Ain’t he a doll? I always knew I liked this character, but I never really knew why until these last few months. Muggy and I have something in common, you see. We are both keenly aware of our own faults and how crazy we sound when trying to communicate how we think. He is the punchline to a joke that one of the doctors working at Big Mountain, Nevada started telling back before the war (almost 210 years prior to the events in the game). Doctor 0 created Muggy just to get back at his hated rival, RobCo Industries… and Muggy does not appreciate that.

His one line: “Of course I’m obsessed! They made me this way! You think I don’t know how crazy I sound?! Of course I do! They programmed me to know that, too!”

That’s what it comes down to, really: I almost wish I didn’t know what was going on with my attention-redirection and poor filtering. I almost wish I was as delusional as my brain makes me act. I almost wish I could completely rationalize my behavior away so that I don’t believe it isn’t completely my fault, that I’ve effectively ruined my own life for the last fifteen years simply because I didn’t know I had ADHD.

Come to find out that doctors aren’t interested in diagnosing adults with ADHD unless you clearly had a history of it as a child. At the same time, they are aware that some kids get really good at hiding their problems, especially before ADHD became “the norm” for clinical diagnoses.

Yeah, no kidding? You mean to tell me we put millions of children around the world on Ritalin (and especially on young boys) for acting like children, and in the meanwhile we ignore when adults are clearly suffering from inattention and emotional irregularity? And then we like to just diagnose it as “depression,” send ’em off with a couple Zoloft, and call it a day? Or worse, call it “bipolar disorder” when the Zoloft doesn’t work? That’s our acceptable modern medical practice?

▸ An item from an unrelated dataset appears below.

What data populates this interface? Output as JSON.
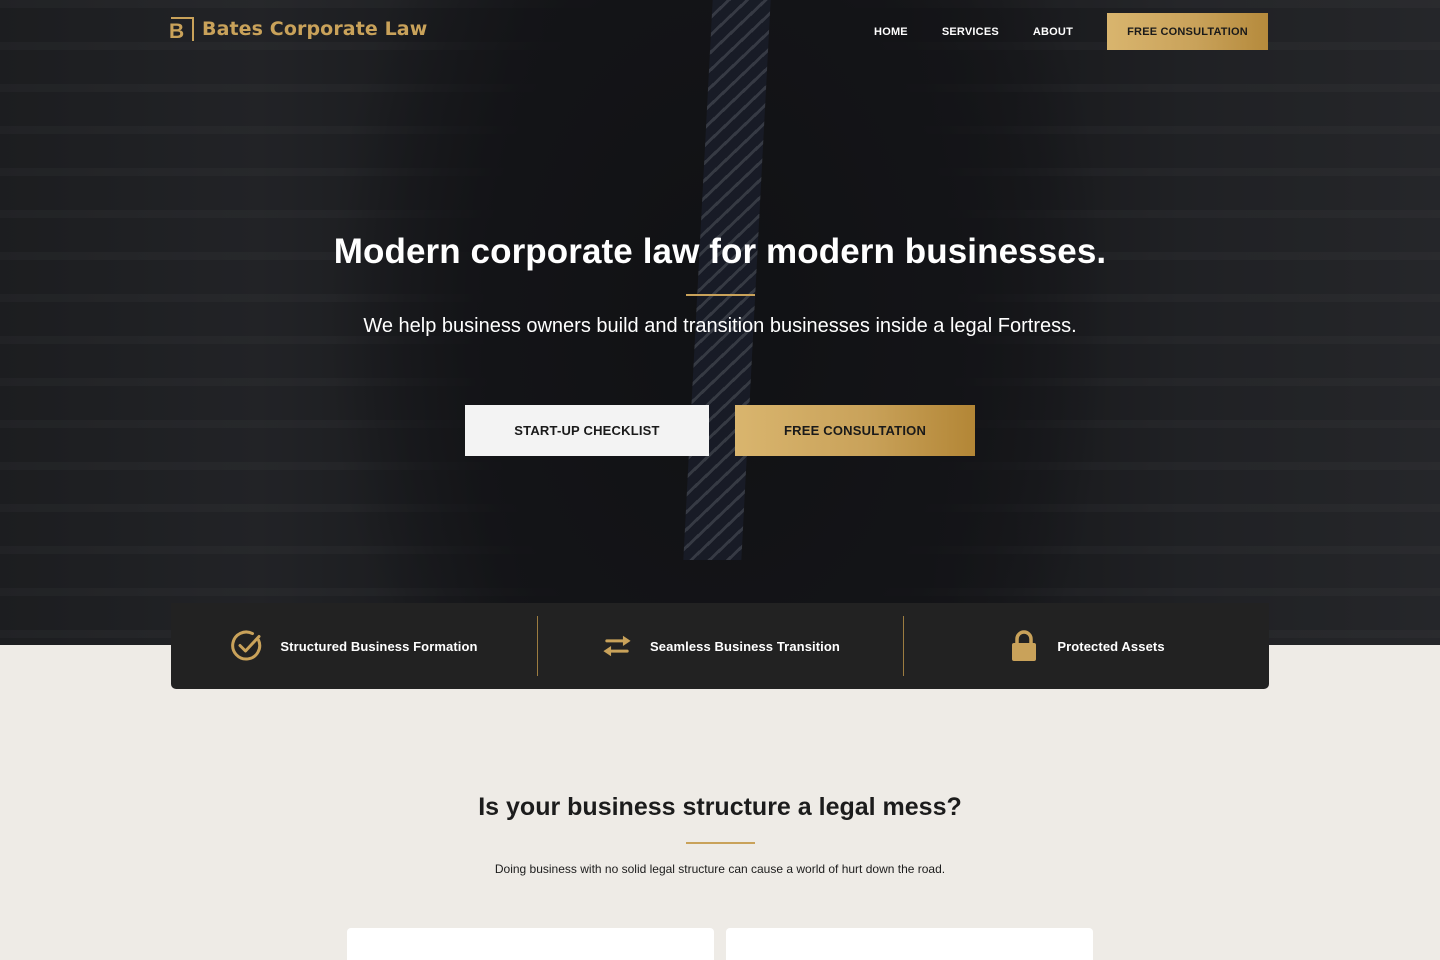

I’ve spent about a decade under a single bipolar type-II diagnosis… just to find out that it’s probably not what’s actually happening. I am now working with a different doctor under much fewer assumptions about my mental issues. And so far, my prescription of Vraylar is helping me curb the worst of the depression and manic reactions to the stimuli of life.

Now, if my insurance would just start helping me pay for the damn medication… It’s $900 for a thiry-day supply, there is no generic. And get this: I was informed by my insurance that because I am still diagnosed as only bipolar type-II, they won’t cover it because I haven’t failed enough of their recommended medications.

Excuse me? Seriously?

In order to pay for Vraylar, a medication that is approved for treatment of bipolar type-I in the United States… although I have failed two other antipsychotic medications trying to treat bipolar type-II (one of which was present when I tried to kill myself in 2021), they want me to fail just one more medication to consider changing my diagnosis.

What in the actual hell.

Um, how about no? I’m not trying Clozaril or Abilify just to reject it! And I’m certainly not putting myself in that kind of harm’s way just to prove a point!

It gets better, though. The brand name for Lurasidone is Latuda (you might have seen their advertisements on television), and it just became generic last year. It was $1500 for a thirty-day supply. My insurance was more than happy to pay out the nose for a non-generic medication, but they won’t consider that its effect on me provides a great deal of evidence that contradicts my previous diagnosis. I have since fallen out with the psychiatrists and psychologist at my previous office, and I’m positively terrified of asking them for further information. My doctor has all of my medical records, however, so I don’t believe I need to worry about them anymore (the fact that I can’t help but worry notwithstanding). I’ve sent in an appeal to get the insurance to take a closer look at my ADHD diagnosis, and I hope the cost situation gets resolved soon.


Here’s hoping I can actually find some relief. I am so sick and tired of half-measures. Of telling my doctor: “Well, I’m not sure if it’s working or not, I just feel terrible in this other, completely and previously unrelated way. Can we try something else?” I just want something that will improve my damn life. You know, overall, in a net positive direction.

Otherwise, what is medicine even for?